Problem to solve> Copy out all the records, word for word.

Input data>
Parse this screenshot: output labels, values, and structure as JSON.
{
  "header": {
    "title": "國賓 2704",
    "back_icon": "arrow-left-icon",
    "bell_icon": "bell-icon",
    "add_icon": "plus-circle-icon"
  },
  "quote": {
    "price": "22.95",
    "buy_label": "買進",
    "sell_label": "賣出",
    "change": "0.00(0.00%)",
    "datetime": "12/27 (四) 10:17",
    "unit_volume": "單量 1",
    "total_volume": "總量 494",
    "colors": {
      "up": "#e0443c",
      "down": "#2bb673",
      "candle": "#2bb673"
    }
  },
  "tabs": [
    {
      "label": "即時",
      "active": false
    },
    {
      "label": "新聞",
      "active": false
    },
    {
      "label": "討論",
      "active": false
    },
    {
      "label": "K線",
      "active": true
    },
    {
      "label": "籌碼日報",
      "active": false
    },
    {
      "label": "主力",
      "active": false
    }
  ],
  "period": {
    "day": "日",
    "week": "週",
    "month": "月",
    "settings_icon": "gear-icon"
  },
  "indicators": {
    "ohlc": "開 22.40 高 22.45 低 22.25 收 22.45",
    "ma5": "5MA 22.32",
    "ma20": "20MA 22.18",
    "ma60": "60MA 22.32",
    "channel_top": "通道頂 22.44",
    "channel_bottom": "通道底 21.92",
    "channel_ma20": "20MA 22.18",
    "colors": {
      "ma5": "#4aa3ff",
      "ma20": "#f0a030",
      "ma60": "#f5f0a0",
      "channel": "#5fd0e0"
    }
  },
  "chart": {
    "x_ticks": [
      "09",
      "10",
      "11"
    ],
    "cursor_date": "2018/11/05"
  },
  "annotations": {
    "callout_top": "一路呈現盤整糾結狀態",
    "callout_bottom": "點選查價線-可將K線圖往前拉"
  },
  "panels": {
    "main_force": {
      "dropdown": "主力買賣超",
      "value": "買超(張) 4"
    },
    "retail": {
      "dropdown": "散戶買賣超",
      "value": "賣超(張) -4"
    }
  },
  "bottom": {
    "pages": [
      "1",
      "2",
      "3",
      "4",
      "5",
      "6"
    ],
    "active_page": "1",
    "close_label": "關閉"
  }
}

Result of the task>
Parse this screenshot: output labels, values, and structure as JSON.
{
  "header": {
    "title": "國賓 2704",
    "back_icon": "arrow-left-icon",
    "bell_icon": "bell-icon",
    "add_icon": "plus-circle-icon"
  },
  "quote": {
    "price": "22.95",
    "buy_label": "買進",
    "sell_label": "賣出",
    "change": "0.00(0.00%)",
    "datetime": "12/27 (四) 10:17",
    "unit_volume": "單量 1",
    "total_volume": "總量 494",
    "colors": {
      "up": "#e0443c",
      "down": "#2bb673",
      "candle": "#2bb673"
    }
  },
  "tabs": [
    {
      "label": "即時",
      "active": false
    },
    {
      "label": "新聞",
      "active": false
    },
    {
      "label": "討論",
      "active": false
    },
    {
      "label": "K線",
      "active": true
    },
    {
      "label": "籌碼日報",
      "active": false
    },
    {
      "label": "主力",
      "active": false
    }
  ],
  "period": {
    "day": "日",
    "week": "週",
    "month": "月",
    "settings_icon": "gear-icon"
  },
  "indicators": {
    "ohlc": "開 22.40 高 22.45 低 22.25 收 22.45",
    "ma5": "5MA 22.32",
    "ma20": "20MA 22.18",
    "ma60": "60MA 22.32",
    "channel_top": "通道頂 22.44",
    "channel_bottom": "通道底 21.92",
    "channel_ma20": "20MA 22.18",
    "colors": {
      "ma5": "#4aa3ff",
      "ma20": "#f0a030",
      "ma60": "#f5f0a0",
      "channel": "#5fd0e0"
    }
  },
  "chart": {
    "x_ticks": [
      "09",
      "10",
      "11"
    ],
    "cursor_date": "2018/11/05"
  },
  "annotations": {
    "callout_top": "一路呈現盤整糾結狀態",
    "callout_bottom": "點選查價線-可將K線圖往前拉"
  },
  "panels": {
    "main_force": {
      "dropdown": "主力買賣超",
      "value": "買超(張) 4"
    },
    "retail": {
      "dropdown": "散戶買賣超",
      "value": "賣超(張) -4"
    }
  },
  "bottom": {
    "pages": [
      "1",
      "2",
      "3",
      "4",
      "5",
      "6"
    ],
    "active_page": "1",
    "close_label": "關閉"
  }
}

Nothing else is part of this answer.